By the way, if you haven’t checked it out yet, you should bookmark Chris’ new Live Pulse blog. He’s closely following the Senate Finance Committee markup which picks up again tomorrow, and if you’re a junkie like me, he’s got all the little extra somethings you need to keep you coming back for more.
We found out this morning the public health insurance option amendment votes we expected in Senate Finance today won’t come before the committee until Tuesday. Obviously, we’d love all 13 Dems to do the right thing and support a real strong national public health insurance option. But the reality is that we may lose a handful. Mike Lux:
On a committee this conservative, far more conservative than the Senate as a whole, if we only get seven votes for the public option amendments, that would have to be considered a major political victory, and a sign that the public option can definitely get a majority vote on the floor.
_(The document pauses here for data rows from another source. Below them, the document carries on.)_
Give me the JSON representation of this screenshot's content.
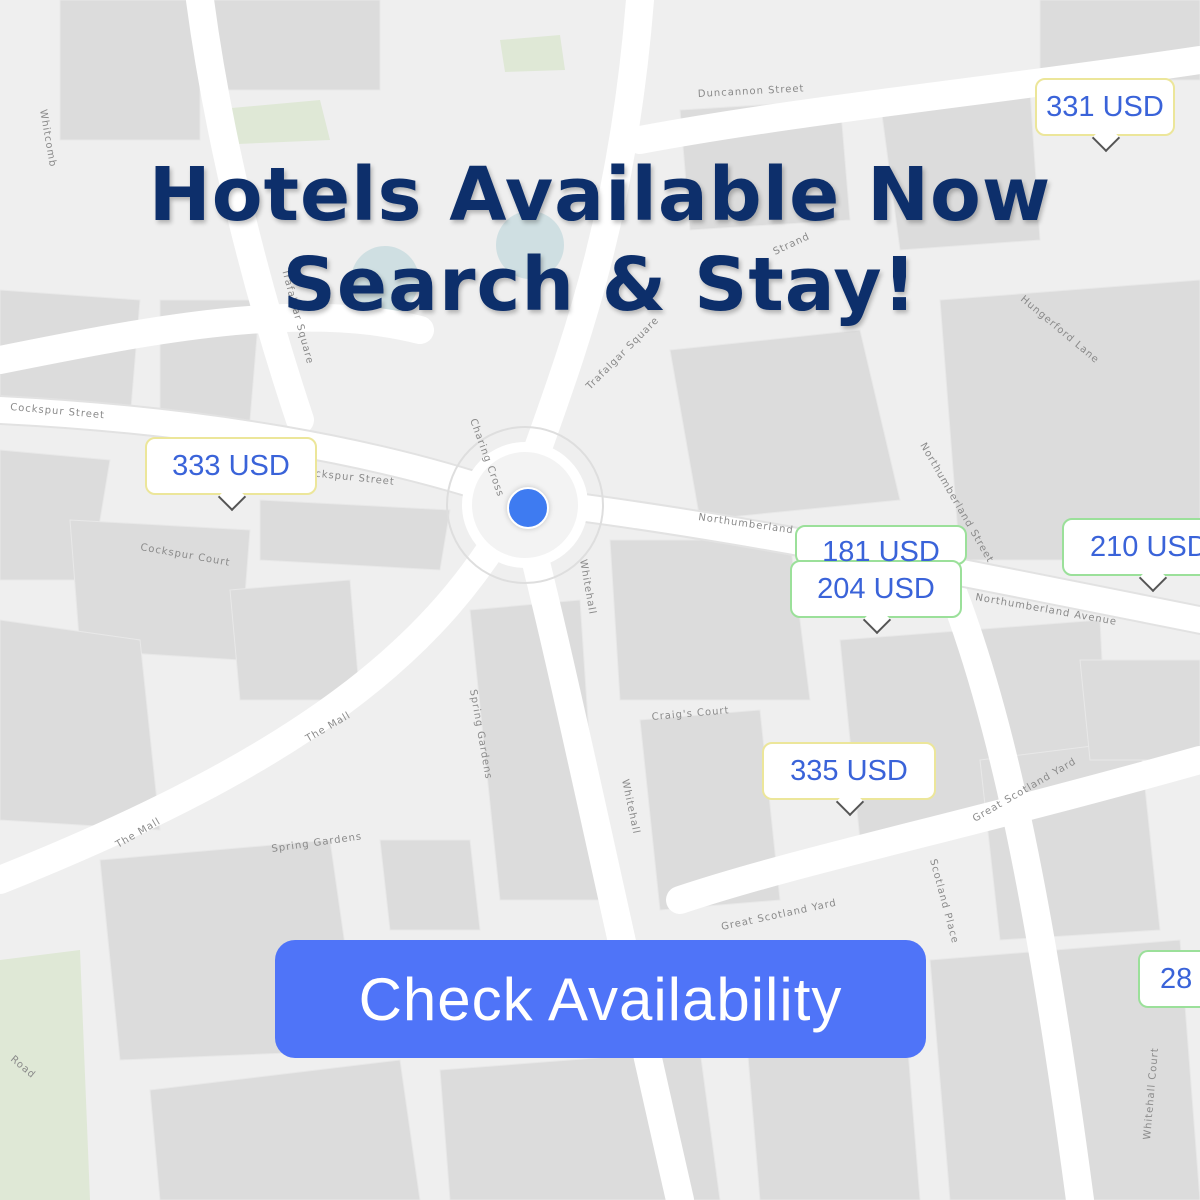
{
  "headline": {
    "line1": "Hotels Available Now",
    "line2": "Search & Stay!"
  },
  "streets": [
    "Duncannon Street",
    "Cockspur Street",
    "Cockspur Street",
    "Cockspur Court",
    "Charing Cross",
    "Whitehall",
    "Whitehall",
    "Northumberland Avenue",
    "Northumberland Avenue",
    "Northumberland Street",
    "Hungerford Lane",
    "Strand",
    "Trafalgar Square",
    "Trafalgar Square",
    "Craig's Court",
    "Spring Gardens",
    "Spring Gardens",
    "The Mall",
    "The Mall",
    "Great Scotland Yard",
    "Great Scotland Yard",
    "Scotland Place",
    "Whitcomb",
    "Road",
    "Whitehall Court"
  ],
  "price_pins": [
    {
      "label": "331 USD",
      "status": "yellow"
    },
    {
      "label": "333 USD",
      "status": "yellow"
    },
    {
      "label": "181 USD",
      "status": "green"
    },
    {
      "label": "204 USD",
      "status": "green"
    },
    {
      "label": "210 USD",
      "status": "green"
    },
    {
      "label": "335 USD",
      "status": "yellow"
    },
    {
      "label": "28",
      "status": "green"
    }
  ],
  "cta": {
    "label": "Check Availability"
  },
  "colors": {
    "headline": "#0d2f6b",
    "cta_bg": "#4f74f8",
    "pin_text": "#3a63d9",
    "pin_yellow_border": "#ece69a",
    "pin_green_border": "#9be09a",
    "location_dot": "#3e7bf1"
  }
}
Of course, the traditional media won’t report it that way — anything that goes against their cast-in-iron conventional wisdom belief that the public option is dead will not be reported.
He’s right. The press has already buried the public option, and no matter how much evidence they see to contradict their predetermined plot line, most refuse to accept that a public health insurance option is alive and well and popular – both in Congress and with the public.
Like I said before, the Senate Finance Committee is the outlier, and if we get the expected seven or eight votes on Tuesday, that’s great news for the future of the public health insurance option.
UPDATE: Sam’s got a great write up about a polling memo we sent up to the Hill yesterday. The gist: voters don’t want to be forced to buy health insurance without the choice of a public option.
On a press call just now, Senator Schumer made a prediction: The bill signed into law by the President will include a strong public health insurance option.
The bill passed through three House committees has a public option. The HELP bill has a public option. The conservative Finance committee is out of step with the rest of Congress, and whatever happens tomorrow is not indicative of what will happen when the bills get married together.
The public option is essential. We cannot bring down costs and keep the insurance industry in check without it.
I walked into my office this morning and said, “Jeez, my apartment’s a mess!”
Ask me my favorite reality show this week, and I’d volunteer the Senate Finance Committee Markup on C-SPAN 3.
Think I spend too much time working?
Photo was taken at yesterday’s Big Insurance: Sick of It protest in Chicago. There were 150 of them around the country. You can see more photos online here and here, and the press release with even more images plus info on our ongoing anti-insurance campaign is here.
UPDATE: In case you’ve been out of the country or living under a rock, the sign is a reference to Kanye West’s crappy behavior at the MTV Video Music Awards.